President Donald Trump on Monday nominated appeals court judge Brett Kavanaugh to fill retiring Justice Anthony Kennedy's seat on the Supreme Court. He graduated from Yale Law School and at one point clerked for Kennedy.
Judge Kavanaugh has served as a judge on the US Court of Appeals for the District of Columbia Circuit since 2006, authoring more than 300 opinions, including 11 that have been affirmed by the Supreme Court. Besides McGahn, he has the support of some Republicans who admire his record as a lawyer working with independent counsel Ken Starr in the investigation of President Bill Clinton and later in the George W. Bush White House as well as his conservative record as a judge.
"What matters is not a judge's political views, but whether they can set aside those views to do what the law and the Constitution require".
"I will oppose the nomination the President will make tonight because it represents a corrupt bargain with the far Right, big corporations, and Washington special interests", Casey said in a statement.
Outside adviser Leonard Leo, now on leave from the Federalist Society, said on ABC's "This Week" on Sunday that this kind of jockeying is standard, noting that "every potential nominee before announcement gets concerns expressed about them by people who might ultimately support them".
Last week I was told Trump had essentially narrowed the list down to two: Kavanaugh and 6th Circuit Judge Raymond Kethledge.
The drama-focused president is going to announce his choice for the Kennedy seat in a Monday night address to the country at 9 p.m.
Since Kennedy declared his retirement almost two weeks ago, conservative groups have been gearing up for a battle of a lifetime as Democrats vow to do everything possible to block President Trump's choice. The nomination also comes just before the President leaves for a critical trip to Britain, a North Atlantic Treaty Organisation summit in Belgium and a meeting with Russian President Vladimir Putin.

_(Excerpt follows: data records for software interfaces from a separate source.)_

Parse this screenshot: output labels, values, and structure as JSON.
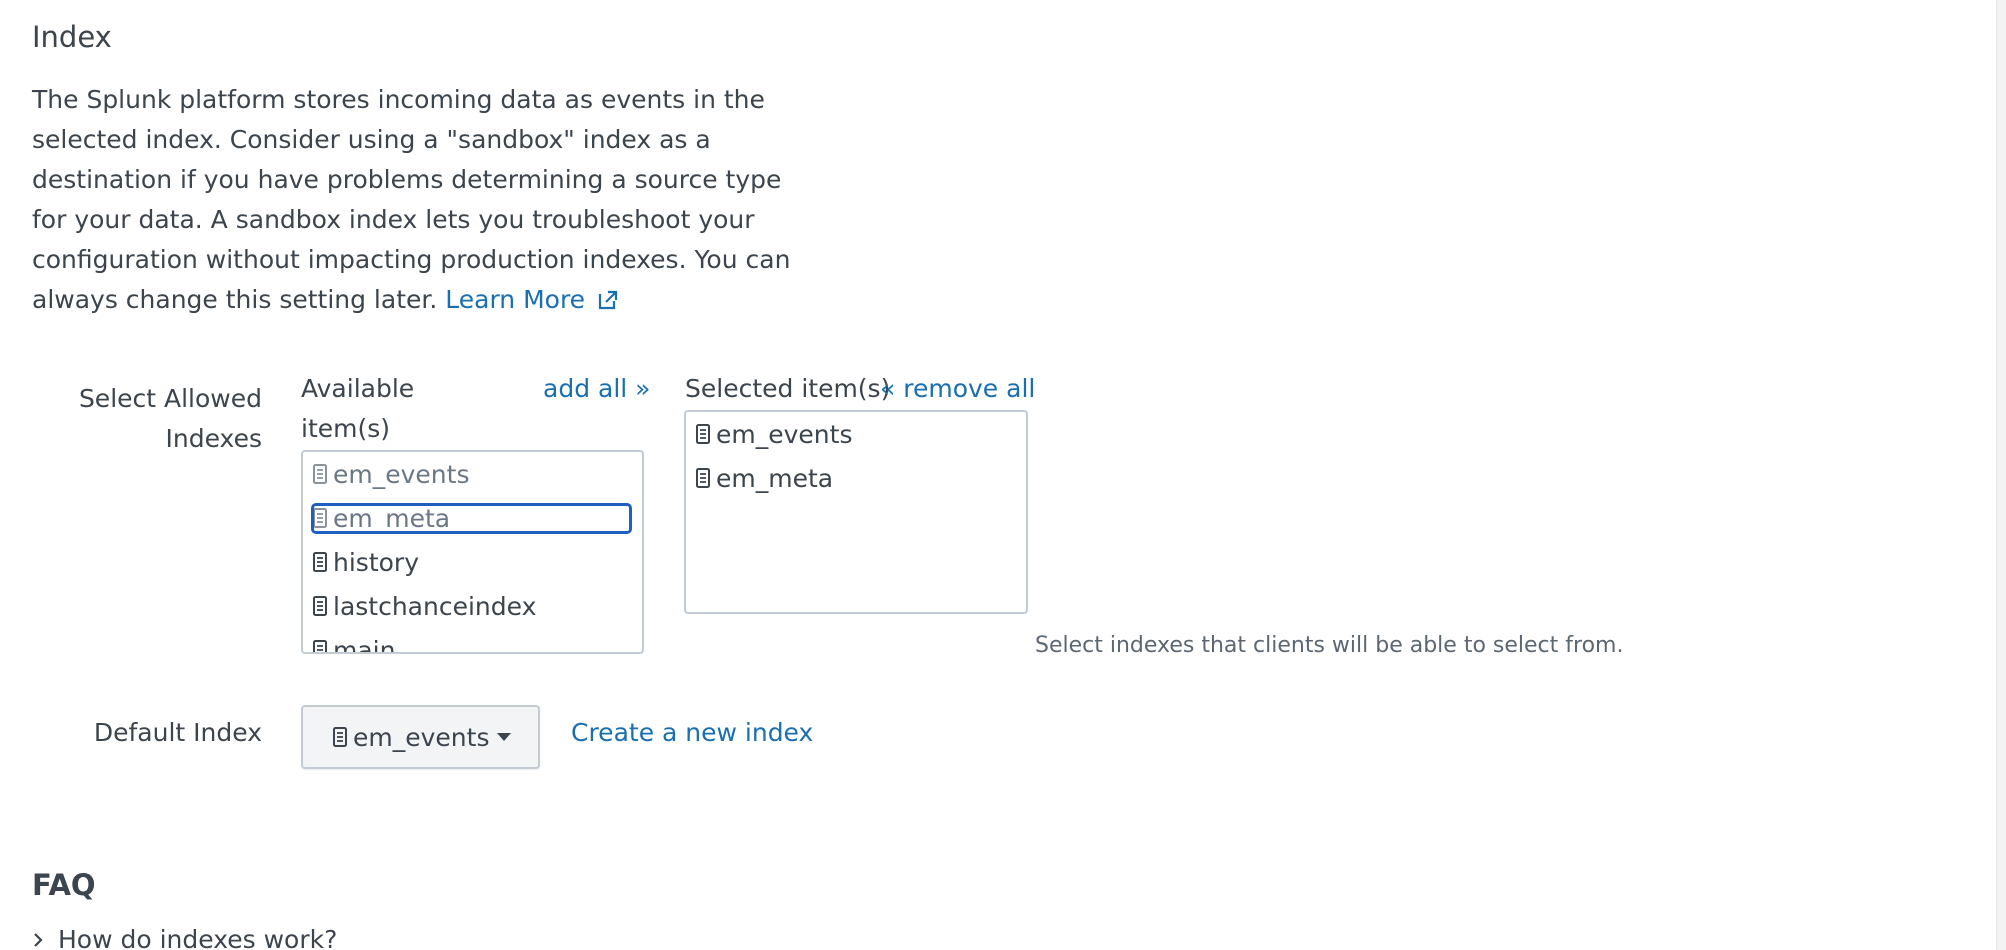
{
  "section": {
    "title": "Index",
    "description": "The Splunk platform stores incoming data as events in the selected index. Consider using a \"sandbox\" index as a destination if you have problems determining a source type for your data. A sandbox index lets you troubleshoot your configuration without impacting production indexes. You can always change this setting later.",
    "learn_more": "Learn More"
  },
  "allowed_indexes": {
    "label": "Select Allowed Indexes",
    "available_header": "Available item(s)",
    "add_all": "add all »",
    "selected_header": "Selected item(s)",
    "remove_all": "« remove all",
    "available_items": [
      "em_events",
      "em_meta",
      "history",
      "lastchanceindex",
      "main"
    ],
    "selected_items": [
      "em_events",
      "em_meta"
    ],
    "help": "Select indexes that clients will be able to select from."
  },
  "default_index": {
    "label": "Default Index",
    "value": "em_events",
    "create_link": "Create a new index"
  },
  "faq": {
    "title": "FAQ",
    "items": [
      "How do indexes work?"
    ]
  },
  "colors": {
    "link": "#1a6fb0",
    "focus": "#1f5fbf",
    "text": "#3c444d"
  }
}
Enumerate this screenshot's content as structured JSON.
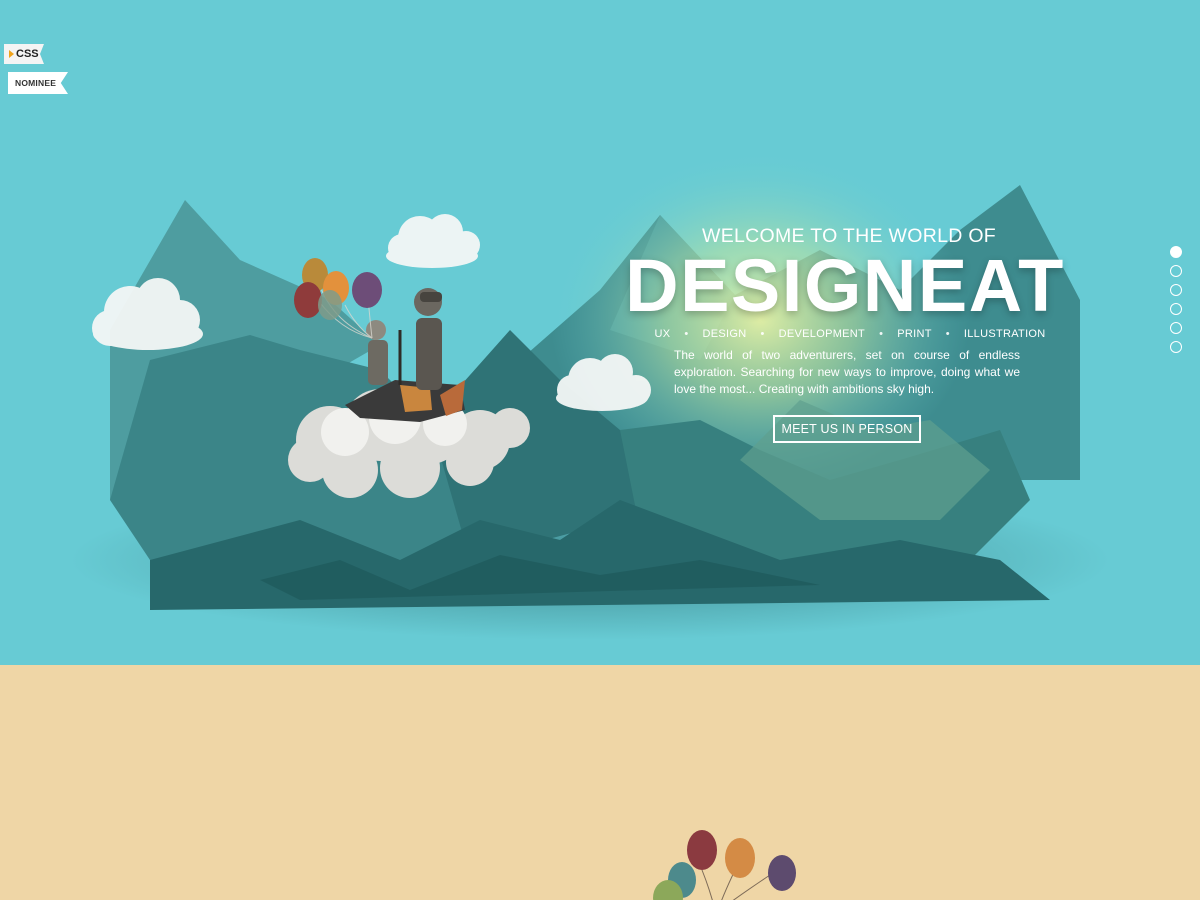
{
  "badge": {
    "css_label": "CSS",
    "nominee_label": "NOMINEE"
  },
  "hero": {
    "welcome": "WELCOME TO THE WORLD OF",
    "brand": "DESIGNEAT",
    "services": [
      "UX",
      "DESIGN",
      "DEVELOPMENT",
      "PRINT",
      "ILLUSTRATION"
    ],
    "description": "The world of two adventurers, set on course of endless exploration. Searching for new ways to improve, doing what we love the most... Creating with ambitions sky high.",
    "cta_label": "MEET US IN PERSON"
  },
  "nav_dots": {
    "count": 6,
    "active_index": 0
  },
  "colors": {
    "sky": "#67cbd4",
    "sand": "#efd6a6",
    "mountain_dark": "#2f6f72",
    "mountain_mid": "#3f8a8c",
    "text": "#ffffff"
  },
  "icons": {
    "badge_icon": "css-award-icon",
    "illustration": "balloon-adventurers-illustration"
  }
}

Protests were held around the nation as liberals, democrats and progressives fear the president's right-leaning pick will give conservatives a majority for decades to come.
Republicans hold a slim 51-49 majority in the Senate, though with ailing Senator John McCain battling cancer in his home state of Arizona they now can muster only 50 votes. Susan Collins said she wouldn't support a nominee hostile to the court's precedent in Roe v. Wade - and the conservative Barrett has expressed a willingness to reverse precedent she sees as wrongly decided.
The White House said former Republican Senator Jon Kyl, now a Washington lobbyist, will help Trump's nominee navigate the Senate confirmation process.
All three face gruelling re-election campaigns this year in their conservative states. Heidi Heitkamp (D-N.D.), Joe Manchin (D-W.Va.) and Joe Donnelly (D-Ind.) are waiting until after Trump announces his nominee before revealing how they will vote. Democrats are voicing alarm about what the new justice could mean for charged issues such as abortion rights and gay rights.
This story is breaking and will be updated. "She's very smart, she knows what she's talking about, she's a law professor, I really have a high regard for her", Hatch said. "There is no question in my mind regarding Brett for the Supreme Court".
The Senate's top Republican, Majority Leader Mitch McConnell, hailed a "superb choice" in Kavanaugh and urged senators to "put partisanship aside and consider his legal qualifications with the fairness, respect, and seriousness that a Supreme Court nomination ought to command".
Before a full vote on the chamber floor, the prospective justice will be grilled by the Senate Judiciary Committee in hearings that can go on for days.
Kavanaugh is Trump's second nominee to the high court since he took office in January 2017.
Democrats have little leverage as they try to halt the nomination - though the court's rightward lurch could stoke liberal turnout in the midterm elections in which the House of Representatives is in play.
"I have interviewed many candidates for the federal bench, including (Chief Justice John) Roberts and (Justice Samuel) Alito", said Bush's former attorney general, Alberto Gonzales, said. Perhaps it will fire up Democrats to embark on the decades-long quest to remake the ideological balance of the court that the GOP has used to enthuse its grassroots voters and that Trump harnessed in 2016.